EXCERPTED DATA Block Start

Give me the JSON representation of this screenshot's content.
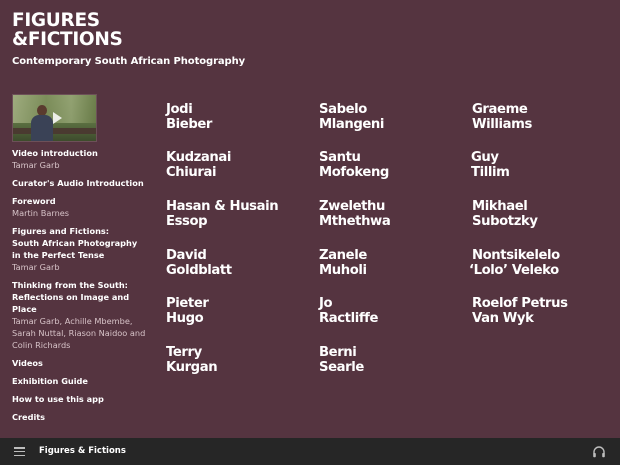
{
  "header": {
    "logo_line1": "FIGURES",
    "logo_line2": "&FICTIONS",
    "subtitle": "Contemporary South African Photography"
  },
  "video": {
    "icon": "play-icon"
  },
  "menu": {
    "items": [
      {
        "title": "Video introduction",
        "sub": "Tamar Garb"
      },
      {
        "title": "Curator's Audio Introduction",
        "sub": ""
      },
      {
        "title": "Foreword",
        "sub": "Martin Barnes"
      },
      {
        "title_lines": [
          "Figures and Fictions:",
          "South African Photography",
          "in the Perfect Tense"
        ],
        "sub": "Tamar Garb"
      },
      {
        "title_lines": [
          "Thinking from the South:",
          "Reflections on Image and Place"
        ],
        "sub_lines": [
          "Tamar Garb, Achille Mbembe,",
          "Sarah Nuttal, Riason Naidoo and",
          "Colin Richards"
        ]
      },
      {
        "title": "Videos"
      },
      {
        "title": "Exhibition Guide"
      },
      {
        "title": "How to use this app"
      },
      {
        "title": "Credits"
      }
    ]
  },
  "artists": [
    {
      "first": "Jodi",
      "last": "Bieber"
    },
    {
      "first": "Sabelo",
      "last": "Mlangeni"
    },
    {
      "first": "Graeme",
      "last": "Williams"
    },
    {
      "first": "Kudzanai",
      "last": "Chiurai"
    },
    {
      "first": "Santu",
      "last": "Mofokeng"
    },
    {
      "first": "Guy",
      "last": "Tillim"
    },
    {
      "first": "Hasan & Husain",
      "last": "Essop"
    },
    {
      "first": "Zwelethu",
      "last": "Mthethwa"
    },
    {
      "first": "Mikhael",
      "last": "Subotzky"
    },
    {
      "first": "David",
      "last": "Goldblatt"
    },
    {
      "first": "Zanele",
      "last": "Muholi"
    },
    {
      "first": "Nontsikelelo",
      "last": "‘Lolo’ Veleko"
    },
    {
      "first": "Pieter",
      "last": "Hugo"
    },
    {
      "first": "Jo",
      "last": "Ractliffe"
    },
    {
      "first": "Roelof Petrus",
      "last": "Van Wyk"
    },
    {
      "first": "Terry",
      "last": "Kurgan"
    },
    {
      "first": "Berni",
      "last": "Searle"
    }
  ],
  "bottombar": {
    "title": "Figures & Fictions",
    "menu_icon": "hamburger-icon",
    "audio_icon": "headphones-icon"
  },
  "colors": {
    "background": "#553440",
    "bottombar": "#262626",
    "subtext": "#d7c3c8"
  }
}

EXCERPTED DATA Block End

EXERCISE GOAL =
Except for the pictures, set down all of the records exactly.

SOLUTION BELOW =
Give me the JSON representation of this screenshot's content.
{
  "header": {
    "logo_line1": "FIGURES",
    "logo_line2": "&FICTIONS",
    "subtitle": "Contemporary South African Photography"
  },
  "video": {
    "icon": "play-icon"
  },
  "menu": {
    "items": [
      {
        "title": "Video introduction",
        "sub": "Tamar Garb"
      },
      {
        "title": "Curator's Audio Introduction",
        "sub": ""
      },
      {
        "title": "Foreword",
        "sub": "Martin Barnes"
      },
      {
        "title_lines": [
          "Figures and Fictions:",
          "South African Photography",
          "in the Perfect Tense"
        ],
        "sub": "Tamar Garb"
      },
      {
        "title_lines": [
          "Thinking from the South:",
          "Reflections on Image and Place"
        ],
        "sub_lines": [
          "Tamar Garb, Achille Mbembe,",
          "Sarah Nuttal, Riason Naidoo and",
          "Colin Richards"
        ]
      },
      {
        "title": "Videos"
      },
      {
        "title": "Exhibition Guide"
      },
      {
        "title": "How to use this app"
      },
      {
        "title": "Credits"
      }
    ]
  },
  "artists": [
    {
      "first": "Jodi",
      "last": "Bieber"
    },
    {
      "first": "Sabelo",
      "last": "Mlangeni"
    },
    {
      "first": "Graeme",
      "last": "Williams"
    },
    {
      "first": "Kudzanai",
      "last": "Chiurai"
    },
    {
      "first": "Santu",
      "last": "Mofokeng"
    },
    {
      "first": "Guy",
      "last": "Tillim"
    },
    {
      "first": "Hasan & Husain",
      "last": "Essop"
    },
    {
      "first": "Zwelethu",
      "last": "Mthethwa"
    },
    {
      "first": "Mikhael",
      "last": "Subotzky"
    },
    {
      "first": "David",
      "last": "Goldblatt"
    },
    {
      "first": "Zanele",
      "last": "Muholi"
    },
    {
      "first": "Nontsikelelo",
      "last": "‘Lolo’ Veleko"
    },
    {
      "first": "Pieter",
      "last": "Hugo"
    },
    {
      "first": "Jo",
      "last": "Ractliffe"
    },
    {
      "first": "Roelof Petrus",
      "last": "Van Wyk"
    },
    {
      "first": "Terry",
      "last": "Kurgan"
    },
    {
      "first": "Berni",
      "last": "Searle"
    }
  ],
  "bottombar": {
    "title": "Figures & Fictions",
    "menu_icon": "hamburger-icon",
    "audio_icon": "headphones-icon"
  },
  "colors": {
    "background": "#553440",
    "bottombar": "#262626",
    "subtext": "#d7c3c8"
  }
}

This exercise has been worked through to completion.